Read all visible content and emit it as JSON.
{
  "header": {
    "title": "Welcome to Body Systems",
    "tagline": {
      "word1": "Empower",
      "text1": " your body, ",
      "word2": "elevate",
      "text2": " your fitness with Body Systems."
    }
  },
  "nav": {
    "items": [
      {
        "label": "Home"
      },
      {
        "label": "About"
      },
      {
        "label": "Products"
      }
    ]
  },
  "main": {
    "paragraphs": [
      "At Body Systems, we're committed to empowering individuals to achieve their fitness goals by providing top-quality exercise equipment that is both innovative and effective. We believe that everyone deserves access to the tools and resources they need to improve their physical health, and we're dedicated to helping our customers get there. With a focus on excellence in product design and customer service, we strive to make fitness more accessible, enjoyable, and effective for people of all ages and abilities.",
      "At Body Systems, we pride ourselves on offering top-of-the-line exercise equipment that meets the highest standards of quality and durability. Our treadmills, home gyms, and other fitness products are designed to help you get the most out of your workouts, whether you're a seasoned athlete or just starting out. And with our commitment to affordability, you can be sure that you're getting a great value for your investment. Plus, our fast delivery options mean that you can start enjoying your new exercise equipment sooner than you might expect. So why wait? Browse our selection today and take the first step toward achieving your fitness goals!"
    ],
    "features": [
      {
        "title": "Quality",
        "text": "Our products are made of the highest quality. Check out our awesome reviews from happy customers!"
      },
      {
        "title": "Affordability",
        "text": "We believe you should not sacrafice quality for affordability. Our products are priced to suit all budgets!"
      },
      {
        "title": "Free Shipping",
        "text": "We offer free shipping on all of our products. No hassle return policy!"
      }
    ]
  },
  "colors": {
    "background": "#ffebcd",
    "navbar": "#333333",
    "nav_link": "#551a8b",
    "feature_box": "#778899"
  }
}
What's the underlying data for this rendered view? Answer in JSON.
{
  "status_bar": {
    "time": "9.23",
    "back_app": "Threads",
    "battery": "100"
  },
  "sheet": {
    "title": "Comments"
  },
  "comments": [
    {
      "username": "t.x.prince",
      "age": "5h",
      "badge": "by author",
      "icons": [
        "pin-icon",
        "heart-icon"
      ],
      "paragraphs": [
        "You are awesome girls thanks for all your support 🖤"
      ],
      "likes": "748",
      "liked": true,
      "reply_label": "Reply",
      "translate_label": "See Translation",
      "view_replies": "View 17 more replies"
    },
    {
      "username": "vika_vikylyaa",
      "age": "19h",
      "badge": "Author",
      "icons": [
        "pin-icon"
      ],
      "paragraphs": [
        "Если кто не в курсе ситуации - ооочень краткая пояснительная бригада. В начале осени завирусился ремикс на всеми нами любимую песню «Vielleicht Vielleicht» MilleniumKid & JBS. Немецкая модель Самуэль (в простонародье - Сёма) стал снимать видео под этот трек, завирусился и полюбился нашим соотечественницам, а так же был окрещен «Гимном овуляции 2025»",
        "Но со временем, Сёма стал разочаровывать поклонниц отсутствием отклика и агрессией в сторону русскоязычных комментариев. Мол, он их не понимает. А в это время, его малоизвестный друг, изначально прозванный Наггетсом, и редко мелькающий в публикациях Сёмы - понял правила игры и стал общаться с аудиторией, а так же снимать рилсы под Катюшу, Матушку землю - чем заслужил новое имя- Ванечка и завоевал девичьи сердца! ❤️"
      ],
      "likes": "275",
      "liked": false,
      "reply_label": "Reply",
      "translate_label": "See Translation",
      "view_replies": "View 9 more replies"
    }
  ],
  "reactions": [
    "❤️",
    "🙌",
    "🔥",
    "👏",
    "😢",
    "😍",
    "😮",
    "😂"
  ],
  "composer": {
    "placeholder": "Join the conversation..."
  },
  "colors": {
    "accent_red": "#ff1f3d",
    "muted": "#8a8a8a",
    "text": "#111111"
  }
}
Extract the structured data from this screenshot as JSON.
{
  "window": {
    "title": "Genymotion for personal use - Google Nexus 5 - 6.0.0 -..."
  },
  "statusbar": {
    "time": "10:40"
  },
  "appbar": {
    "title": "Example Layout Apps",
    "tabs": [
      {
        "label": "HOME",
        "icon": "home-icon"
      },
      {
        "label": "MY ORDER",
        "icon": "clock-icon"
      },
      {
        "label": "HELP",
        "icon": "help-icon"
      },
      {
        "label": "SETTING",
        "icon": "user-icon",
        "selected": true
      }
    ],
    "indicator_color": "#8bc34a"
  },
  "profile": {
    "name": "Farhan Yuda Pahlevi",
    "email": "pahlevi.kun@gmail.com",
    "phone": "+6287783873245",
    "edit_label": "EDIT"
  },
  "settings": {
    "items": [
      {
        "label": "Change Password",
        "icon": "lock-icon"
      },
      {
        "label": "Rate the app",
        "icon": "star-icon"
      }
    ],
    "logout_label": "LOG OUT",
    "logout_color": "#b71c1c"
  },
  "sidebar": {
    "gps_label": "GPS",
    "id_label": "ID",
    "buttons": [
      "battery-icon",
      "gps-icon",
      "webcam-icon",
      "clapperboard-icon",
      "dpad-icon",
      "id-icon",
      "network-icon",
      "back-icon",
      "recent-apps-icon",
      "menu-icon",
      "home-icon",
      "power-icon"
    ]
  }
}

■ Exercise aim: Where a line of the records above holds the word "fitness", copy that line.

■ Result for this exercise:
      "text2": " your fitness with Body Systems."
      "At Body Systems, we're committed to empowering individuals to achieve their fitness goals by providing top-quality exercise equipment that is both innovative and effective. We believe that everyone deserves access to the tools and resources they need to improve their physical health, and we're dedicated to helping our customers get there. With a focus on excellence in product design and customer service, we strive to make fitness more accessible, enjoyable, and effective for people of all ages and abilities.",
      "At Body Systems, we pride ourselves on offering top-of-the-line exercise equipment that meets the highest standards of quality and durability. Our treadmills, home gyms, and other fitness products are designed to help you get the most out of your workouts, whether you're a seasoned athlete or just starting out. And with our commitment to affordability, you can be sure that you're getting a great value for your investment. Plus, our fast delivery options mean that you can start enjoying your new exercise equipment sooner than you might expect. So why wait? Browse our selection today and take the first step toward achieving your fitness goals!"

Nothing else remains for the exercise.